(DATA UNDER STUDY)
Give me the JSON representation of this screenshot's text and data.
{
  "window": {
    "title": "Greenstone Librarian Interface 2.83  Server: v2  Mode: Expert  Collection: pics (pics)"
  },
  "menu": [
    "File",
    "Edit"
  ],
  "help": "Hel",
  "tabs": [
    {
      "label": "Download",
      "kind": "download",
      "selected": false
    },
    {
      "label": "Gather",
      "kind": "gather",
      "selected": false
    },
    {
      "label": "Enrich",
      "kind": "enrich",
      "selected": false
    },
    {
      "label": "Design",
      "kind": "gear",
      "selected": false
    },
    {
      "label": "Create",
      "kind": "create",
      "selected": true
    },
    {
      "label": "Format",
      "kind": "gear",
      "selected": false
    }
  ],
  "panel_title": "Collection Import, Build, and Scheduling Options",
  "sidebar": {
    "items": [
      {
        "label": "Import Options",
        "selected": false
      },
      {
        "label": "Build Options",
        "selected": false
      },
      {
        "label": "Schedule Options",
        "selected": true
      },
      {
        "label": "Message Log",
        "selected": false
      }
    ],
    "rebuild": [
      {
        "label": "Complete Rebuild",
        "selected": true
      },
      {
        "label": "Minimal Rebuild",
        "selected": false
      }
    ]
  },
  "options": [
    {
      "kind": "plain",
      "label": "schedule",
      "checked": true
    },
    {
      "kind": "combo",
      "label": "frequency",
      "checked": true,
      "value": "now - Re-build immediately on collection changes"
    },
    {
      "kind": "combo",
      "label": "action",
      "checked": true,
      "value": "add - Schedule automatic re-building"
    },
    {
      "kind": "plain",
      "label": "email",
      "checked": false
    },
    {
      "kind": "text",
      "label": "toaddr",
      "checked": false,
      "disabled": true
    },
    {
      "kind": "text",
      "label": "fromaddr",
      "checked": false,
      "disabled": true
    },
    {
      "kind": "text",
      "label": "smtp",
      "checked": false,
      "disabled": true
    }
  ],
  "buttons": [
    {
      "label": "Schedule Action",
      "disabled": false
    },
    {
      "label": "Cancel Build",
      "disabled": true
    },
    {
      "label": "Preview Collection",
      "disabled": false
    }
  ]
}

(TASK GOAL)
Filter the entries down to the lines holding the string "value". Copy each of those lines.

(ANSWER FOR THIS EXERCISE)
      "value": "now - Re-build immediately on collection changes"
      "value": "add - Schedule automatic re-building"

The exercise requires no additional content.